BIRMINGHAM, England (Reuters) - Boris Johnson, the favourite to be the next British Prime Minister, reiterated his desire to leave the European Union in October with or without a deal as he avoided questions at a campaign event on Saturday about a police visit to his home.
Johnson, a leading figure in the 2016 referendum campaign to leave the European Union, had raised some doubts about his commitment to leave by the latest deadline when he described it as only “eminently feasible” in a televised debate this week.
“Eminently feasible means it’s not only that we are going to do it but that it’s possible to do it because it’s eminently feasible. Of course we can do it,” Johnson told the first of 16 leadership hustings events.
The meeting saw Johnson and his remaining rival, Foreign Secretary Jeremy Hunt, each make their pitch to Conservative Party members who will vote to choose one of them as their next leader - and thus the next prime minister.
The result of the postal ballot will be announced in the week of July 22.
Johnson, Hunt’s predecessor at the Foreign Office, said people had a right to ask questions about his character, after the police were called to investigate concerns for the welfare of a woman in his home, but said his record in office showed he could be prime minister.
Police said there was no reason to take further action after checking up on Johnson and girlfriend Carrie Symonds in the early hours of Friday.
Avoiding further questions about the matter at the hustings, Johnson said party members would not be interested in hearing about it, to applause from the audience.
“I think what they want to hear is what my plans are for the country and for my party,” he told the event in Birmingham, central England.
Johnson, 55, who served as London mayor for eight years, has cast himself as the only candidate who can deliver Brexit on Oct. 31 while fighting off the electoral threats of Nigel Farage’s Brexit Party and socialist Jeremy Corbyn’s Labour.
Hunt, who voted Remain in the 2016 referendum but says he would now vote for Brexit, has said that he will not make promises he cannot keep on Brexit or spending.
He has said that committing to the October deadline risks a move by lawmakers to block a possible no-deal, which could lead to an election, and has indicated he would delay Brexit again if he felt a deal was in reach.
However, he told party members on Saturday that he would take Britain out of the European Union without a deal on Oct. 31 if the EU had not moved towards agreeing a new deal.
“If we got to the 31st of October, and the EU have not shown the willingness to negotiate a better deal ... the political risk of no Brexit is far worse than the economic risk of no deal,” Hunt said.
“I would take us out of the European Union in that situation.”
Johnson is the clear favourite, with a YouGov poll for the Times showing he has the support of 74% of members, compared with 26% who back Hunt. The poll was taken before the news broke of the incident with Symonds.

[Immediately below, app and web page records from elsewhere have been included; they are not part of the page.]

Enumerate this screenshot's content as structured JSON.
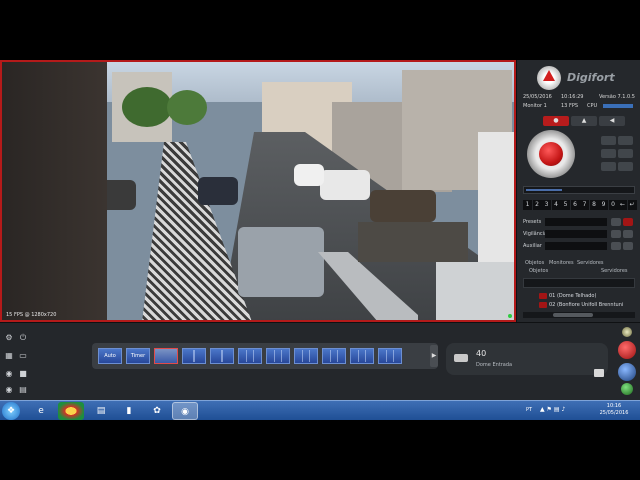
{
  "video": {
    "overlay": "15 FPS @ 1280x720"
  },
  "panel": {
    "brand": "Digifort",
    "date": "25/05/2016",
    "time": "10:16:29",
    "version": "Versão 7.1.0.5",
    "monitor": "Monitor 1",
    "fps": "13 FPS",
    "cpu": "CPU",
    "numbers": [
      "1",
      "2",
      "3",
      "4",
      "5",
      "6",
      "7",
      "8",
      "9",
      "0",
      "←",
      "↵"
    ],
    "presets_label": "Presets",
    "vigilancia_label": "Vigilância",
    "auxiliar_label": "Auxiliar",
    "tabs": [
      "Objetos",
      "Monitores",
      "Servidores"
    ],
    "subtabs": [
      "Objetos",
      "Servidores"
    ],
    "tree_items": [
      "01 (Dome Telhado)",
      "02 (Bonfiore Unifoll Brenntuni"
    ]
  },
  "bottom": {
    "layouts": [
      "Auto",
      "Timer",
      "",
      "",
      "",
      "",
      "",
      "",
      "",
      "",
      ""
    ],
    "camera_number": "40",
    "camera_name": "Dome Entrada"
  },
  "taskbar": {
    "language": "PT",
    "clock_time": "10:16",
    "clock_date": "25/05/2016"
  },
  "colors": {
    "accent": "#b41a1a",
    "layout_blue": "#4b77c9",
    "taskbar": "#1f4f95"
  }
}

With such a commanding lead, Johnson has tried to stay out of the limelight, and opponents have accused him of running from scrutiny to avoid the gaffes that have been a feature of his career so far.
But Hunt has called for Johnson to take part in not just hustings but also televised head-to-head debates before the Conservative Party membership receive their ballot papers.
Reporters for Sky News said that Johnson had declined to take part in their planned debate next Tuesday.
“Scrutiny can be uncomfortable. But if we can’t handle it with friends, we won’t deserve to lead against our opponents,” Hunt said in a letter to Johnson before the hustings. “If you want the job, you have to turn up for the interviews.”
Writing by Alistair Smout in London; Editing by Alison Williams